» SOURCE RECORDS:
··········
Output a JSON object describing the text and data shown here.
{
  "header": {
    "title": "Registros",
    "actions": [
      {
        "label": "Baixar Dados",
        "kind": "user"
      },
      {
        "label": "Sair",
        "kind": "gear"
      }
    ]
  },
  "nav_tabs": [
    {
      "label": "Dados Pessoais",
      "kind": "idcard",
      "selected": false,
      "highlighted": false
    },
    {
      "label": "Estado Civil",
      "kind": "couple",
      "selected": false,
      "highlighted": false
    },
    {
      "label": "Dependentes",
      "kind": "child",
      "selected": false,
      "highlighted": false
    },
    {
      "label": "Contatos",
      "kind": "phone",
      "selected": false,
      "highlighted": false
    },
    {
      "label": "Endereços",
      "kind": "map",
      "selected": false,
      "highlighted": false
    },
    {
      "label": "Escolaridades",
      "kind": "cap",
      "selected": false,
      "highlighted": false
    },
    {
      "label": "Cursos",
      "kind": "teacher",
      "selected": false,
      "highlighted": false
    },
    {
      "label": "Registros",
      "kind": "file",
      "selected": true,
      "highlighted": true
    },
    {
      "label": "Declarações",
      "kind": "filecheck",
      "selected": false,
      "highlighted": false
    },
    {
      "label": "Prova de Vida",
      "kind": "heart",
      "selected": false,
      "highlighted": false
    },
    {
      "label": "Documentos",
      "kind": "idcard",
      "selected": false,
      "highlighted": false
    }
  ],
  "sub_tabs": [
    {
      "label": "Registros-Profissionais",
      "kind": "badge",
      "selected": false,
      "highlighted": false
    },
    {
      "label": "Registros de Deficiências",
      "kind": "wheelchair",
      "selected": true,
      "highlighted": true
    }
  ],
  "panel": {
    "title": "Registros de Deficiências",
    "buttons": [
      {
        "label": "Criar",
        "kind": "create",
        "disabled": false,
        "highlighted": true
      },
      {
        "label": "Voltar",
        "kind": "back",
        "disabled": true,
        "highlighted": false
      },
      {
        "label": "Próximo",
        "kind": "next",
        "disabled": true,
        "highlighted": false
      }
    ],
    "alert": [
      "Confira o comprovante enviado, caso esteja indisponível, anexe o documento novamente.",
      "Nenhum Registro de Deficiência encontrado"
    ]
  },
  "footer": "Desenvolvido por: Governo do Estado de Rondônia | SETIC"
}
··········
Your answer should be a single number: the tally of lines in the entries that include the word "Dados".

2